The Economist: Moscow`s reaction to removal of Bronze Soldier was clumsy
They attacked the main theatre and the Academy of Arts, chanting “Fuck Estonia”, and “Russia, Russia”. Secondary-school pupils unfurled a banner outside parliament reading “USSR forever”. The supposed aim was to protect the war memorial—a bronze “liberator” that Estonians see as a symbol of their country’s decades-long enslavement by the Soviet Union.
„But the main activity was looting. Dozens of shops were raided. The police, initially overwhelmed, made 1,000 arrests. One man was stabbed to death—in a row with another looter,” The Economist says.
„The rioting was not wholly spontaneous. Russian embassy officials had previously met leading protesters in curious places such as a botanical garden, according to pictures leaked by local spy-catchers. After the riot, another front opened: state websites were swamped by attacks from computers with Kremlin IP addresses.”

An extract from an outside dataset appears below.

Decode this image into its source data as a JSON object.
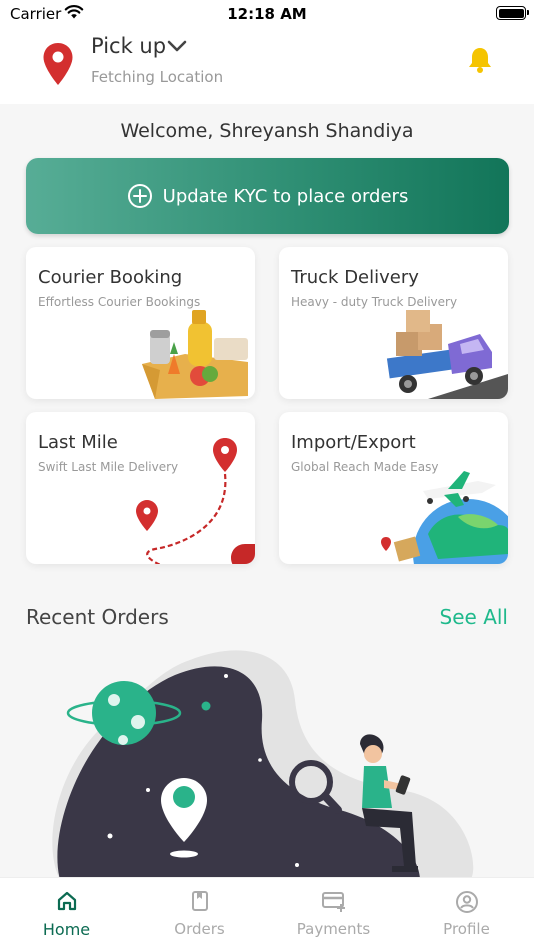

According to The Economist, Russia’s rhetorical onslaught has been ferocious. Ignoring the looting, media there claim that “anti-fascist schoolchildren” trying to stop Estonians “demolishing” the memorial were “tortured” by the “inhuman” police. Russia’s foreign minister said Estonia was behaving “disgustingly”. A delegation of Russian politicians, invited to see that the monument had been moved, not demolished, called for the government’s resignation before setting off. On arrival, they repeatedly insulted their hosts, while demanding that “political prisoners” be freed.
This has scary echoes for Estonians. In 1940 a Soviet delegation issued similarly phrased demands. Weeks later, Estonia was wiped off the map. The protests also sit oddly with the ruthless way that entirely peaceful and purely political protests are squashed in Russia, as well as with the often casual treatment of war memorials there, concludes The Economist